• EXERCISE DETAILS
Every line with the word "uboot" in it should be extracted from the data that follows.

• Interface dataset entries
⁂
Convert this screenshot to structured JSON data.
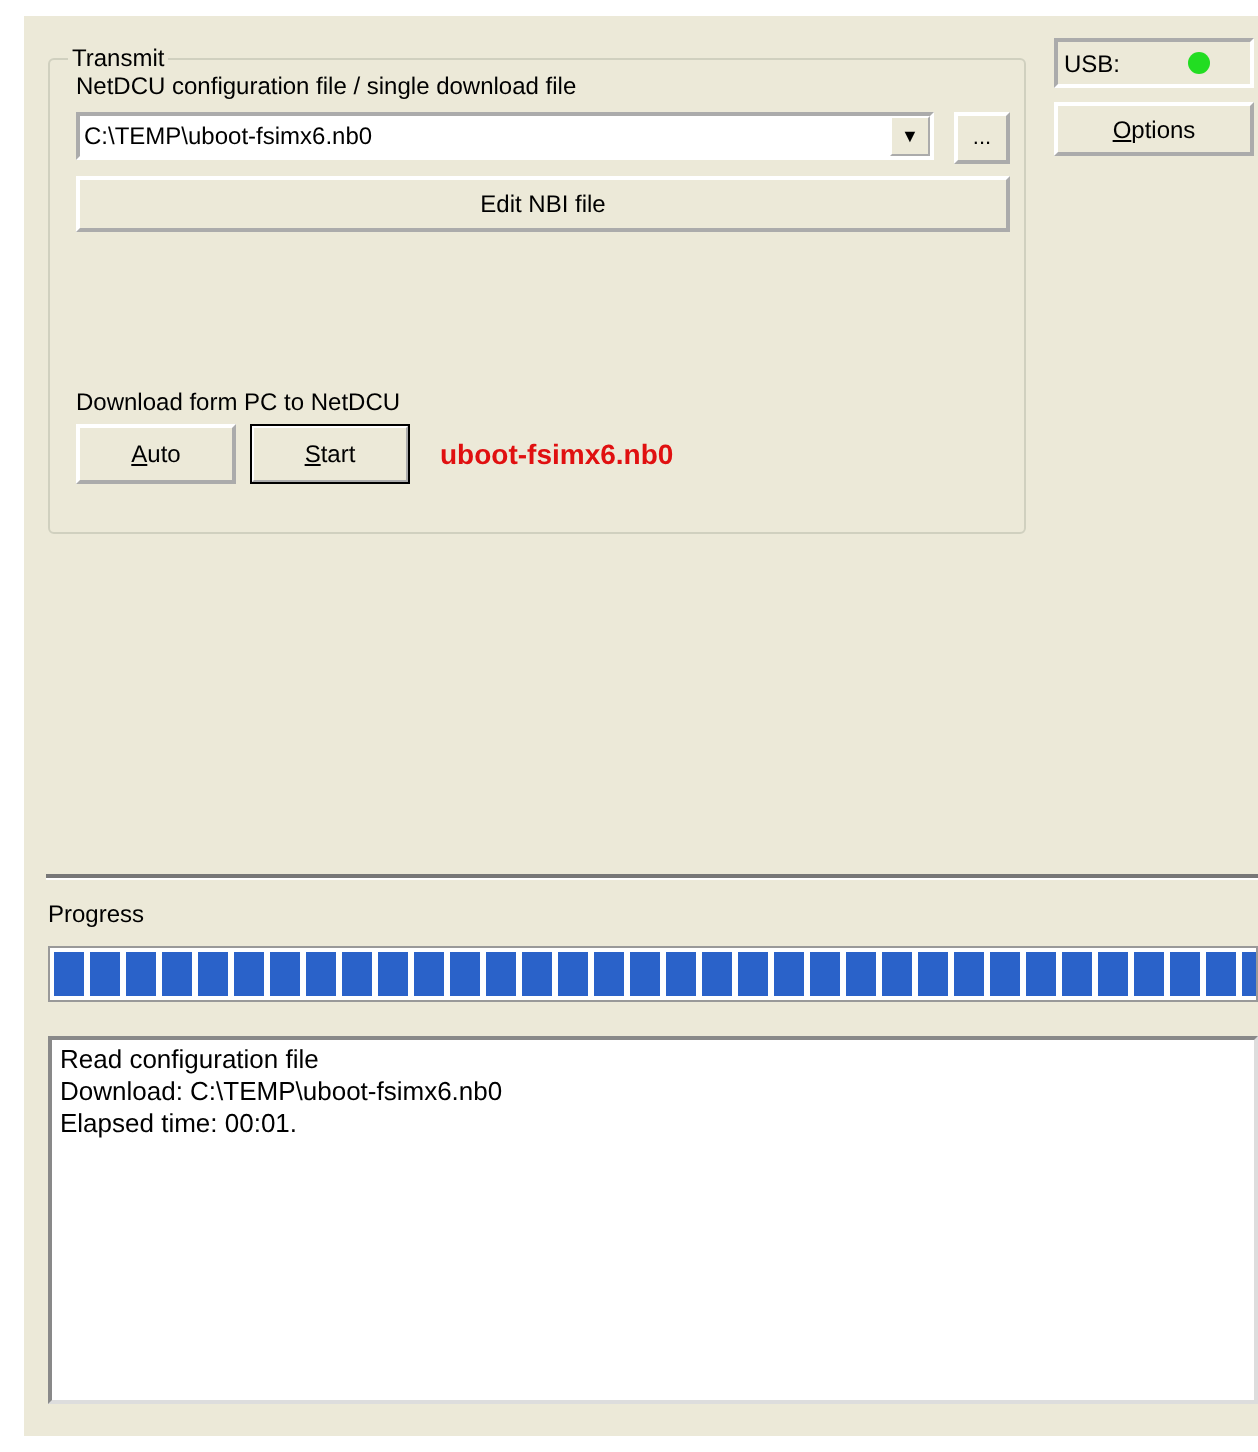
{
  "transmit": {
    "title": "Transmit",
    "file_label": "NetDCU configuration file / single download file",
    "file_value": "C:\\TEMP\\uboot-fsimx6.nb0",
    "dropdown_arrow": "▼",
    "browse_button": "...",
    "edit_button": "Edit NBI file",
    "download_label": "Download form PC to NetDCU",
    "buttons": [
      {
        "label": "Auto",
        "first_letter_underlined": true,
        "default": false
      },
      {
        "label": "Start",
        "first_letter_underlined": true,
        "default": true
      }
    ],
    "status_file": "uboot-fsimx6.nb0"
  },
  "usb": {
    "label": "USB:",
    "on": true
  },
  "options_button": {
    "label": "Options",
    "first_letter_underlined": true
  },
  "progress": {
    "label": "Progress",
    "level": 1
  },
  "log": [
    "Read configuration file",
    "Download: C:\\TEMP\\uboot-fsimx6.nb0",
    "Elapsed time: 00:01."
  ]
}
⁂
• EXERCISE OUTPUT
    "file_value": "C:\\TEMP\\uboot-fsimx6.nb0",
    "status_file": "uboot-fsimx6.nb0"
    "Download: C:\\TEMP\\uboot-fsimx6.nb0",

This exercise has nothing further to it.